News just dropped that Pope Francis made a statement about civil unions for same-sex couples, a departure from what the Church has said in the past about this topic. If you’re wondering what happened and what it means, here are some answers.
What did the pope actually say?
Pope Francis’ comments came from a documentary that premiered at a film festival in Rome on Oct. 21. The film, “Francesco,” tells of the pope’s life and ministry, especially how he approaches social issues of current concern. A major theme of his papacy has been outreach to those on the margins such as migrants and refugees, victims of clergy sexual abuse, those living in poverty, and the unborn.
The documentary addresses how the pope has reached out to those who identify as LGBTQ as one example of how he is showing concern for those living on the peripheries. “Homosexuals have a right to be a part of the family. They’re children of God and have a right to a family. Nobody should be thrown out, or be made miserable because of it,” Pope Francis said during an interview for the documentary. “What we have to create is a civil union law. That way they are legally covered.”
Here are Francis' own words on homosexual unions:pic.twitter.com/FNjnPSazpN— Rorate Caeli (@RorateCaeli) October 21, 2020
Why is this statement important?
The reason this statement is spreading as news is because it’s a departure from what the Church has said before about same-sex unions.
Gay marriage, as it is commonly understood, is a rather new phenomenon in society and the Church’s response to it has been to reaffirm what is true about sacramental marriage for thousands of years: it is a sacred and lifelong union between a man and a woman that is open to family life by welcoming biological children.
Previous popes have reiterated the Church’s respect and love for those with same-sex attraction, while also acknowledging that laws recognizing gay marriage — including civil unions — could undermine traditional marriage as the basis of family life and the fundamental unit of society.
What’s the difference between gay marriage and civil unions?
Gay marriage is a common term today, but what the Church and what the law mean by that phrase are slightly different.
The U.S. and many Western nations have adopted laws that recognize gay marriage as the legal union of a same-sex couple. But in the Church, marriage is a term that has always referred to the sacramental union between a man and a woman.
Sacraments are signs of God’s grace in our lives — they are signs instituted by Jesus that make real what they signify. The Eucharist, for example, is not just a meal that reminds us of Jesus’ presence — it makes Jesus really and truly present to us. Similarly, marriage is a sacrament in that the union of a man and a woman is not just a sign of God’s love for the world, but it makes that love actually present in the spouses, their family life, and in their networks of relationships.

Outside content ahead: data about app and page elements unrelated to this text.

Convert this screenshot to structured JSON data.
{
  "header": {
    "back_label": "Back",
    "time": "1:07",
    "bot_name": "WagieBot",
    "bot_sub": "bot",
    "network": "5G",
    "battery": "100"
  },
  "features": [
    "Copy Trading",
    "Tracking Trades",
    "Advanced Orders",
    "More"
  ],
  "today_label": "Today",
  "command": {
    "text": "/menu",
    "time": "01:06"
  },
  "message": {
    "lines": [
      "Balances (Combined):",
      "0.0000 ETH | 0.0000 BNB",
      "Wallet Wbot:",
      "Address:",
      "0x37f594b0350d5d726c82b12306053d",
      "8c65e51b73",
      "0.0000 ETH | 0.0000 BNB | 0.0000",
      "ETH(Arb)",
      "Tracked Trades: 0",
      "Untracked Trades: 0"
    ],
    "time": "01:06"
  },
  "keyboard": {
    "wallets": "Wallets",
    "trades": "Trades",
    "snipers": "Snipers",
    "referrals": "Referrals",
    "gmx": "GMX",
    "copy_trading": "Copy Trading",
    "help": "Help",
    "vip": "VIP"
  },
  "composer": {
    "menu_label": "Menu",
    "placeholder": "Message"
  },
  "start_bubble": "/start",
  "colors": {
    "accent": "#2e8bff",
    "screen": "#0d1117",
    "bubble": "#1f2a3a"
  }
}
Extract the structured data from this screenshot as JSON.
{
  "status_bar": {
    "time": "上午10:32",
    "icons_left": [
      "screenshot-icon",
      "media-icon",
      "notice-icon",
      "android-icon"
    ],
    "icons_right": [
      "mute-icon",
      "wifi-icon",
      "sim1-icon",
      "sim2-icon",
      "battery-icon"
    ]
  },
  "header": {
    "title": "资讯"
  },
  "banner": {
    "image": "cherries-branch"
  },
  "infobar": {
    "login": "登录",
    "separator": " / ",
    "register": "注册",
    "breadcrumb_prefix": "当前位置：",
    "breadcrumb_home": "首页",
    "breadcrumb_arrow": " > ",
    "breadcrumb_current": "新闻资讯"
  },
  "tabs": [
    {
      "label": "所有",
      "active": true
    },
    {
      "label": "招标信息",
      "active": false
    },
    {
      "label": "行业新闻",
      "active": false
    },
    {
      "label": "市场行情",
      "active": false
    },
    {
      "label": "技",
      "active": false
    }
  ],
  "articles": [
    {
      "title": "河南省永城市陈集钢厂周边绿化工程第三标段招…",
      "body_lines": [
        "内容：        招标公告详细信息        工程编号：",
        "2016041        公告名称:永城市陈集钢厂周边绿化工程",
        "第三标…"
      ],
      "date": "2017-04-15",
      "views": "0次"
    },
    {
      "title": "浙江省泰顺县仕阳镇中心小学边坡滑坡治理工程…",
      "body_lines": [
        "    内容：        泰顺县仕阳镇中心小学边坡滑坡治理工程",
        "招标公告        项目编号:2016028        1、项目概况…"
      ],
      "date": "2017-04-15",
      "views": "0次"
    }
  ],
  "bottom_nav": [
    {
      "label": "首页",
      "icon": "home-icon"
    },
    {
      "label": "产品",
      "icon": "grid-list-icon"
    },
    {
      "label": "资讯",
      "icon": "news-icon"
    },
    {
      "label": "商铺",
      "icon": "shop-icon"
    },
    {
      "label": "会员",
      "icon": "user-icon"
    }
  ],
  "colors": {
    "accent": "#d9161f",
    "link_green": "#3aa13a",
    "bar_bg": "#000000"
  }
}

Pope Francis’ comments about same-sex unions indicates his support for recognizing civil unions for gay couples so that they can enjoy the same social benefits and protections under the law as other married couples. Up to now, popes have reinforced official Church teaching on the matter, which has opposed gay marriage and civil unions for same-sex couples, so this could signal the beginning of a new development in that position.
So what does all of this mean?
First of all, the pope made these comments in an interview, so his statement is not infallible and does not mean that the Church recognizes gay marriage. One statement by the pope in an interview does not change Church teaching.
We should also recognize that there is a hierarchy of truths in the Catholic faith. Civil unions and gay marriage are important matters, to be sure, but they are not on the same level as what we believe about the Trinity or the dignity of the human person, for example. There are many, many layers between a comment made by the pope and official Church teaching.
Pope Francis’ comments simply mean that he supports civil protections for same-sex couples. Such a development, if it were taken up by other bishops and articulated more formally by the Church, would preserve the Church’s understanding of sacramental marriage while acknowledging the legal rights of same-sex couples.
In the big picture, with this statement, Pope Francis is continuing to lead the Church to the peripheries of society — to open her doors to those who feel excluded. So this statement fits in a wider pattern of Pope Francis reaching out to welcome LGBTQ people. For example, in 2013, he was asked about gay priests and replied, “If someone is gay and is searching for the Lord and has good will, then who am I to judge him?” And, as America Magazine’s coverage of this news explains:
He has met with L.G.B.T. Catholics throughout his pontificate, and though he has issued repeated warnings against what he calls “gender ideology,” Pope Francis has urged Catholics to focus on the humanity of L.G.B.T. people. Juan Carlos Cruz, a survivor of clergy sexual abuse who clashed with church leaders over the pope’s handling of sexual abuse in Chile, has developed a friendship with Francis. In the documentary, Mr. Cruz says he has discussed his sexuality with the pope, who told him, “God made you gay. God loves you like you are and you have to love yourself.”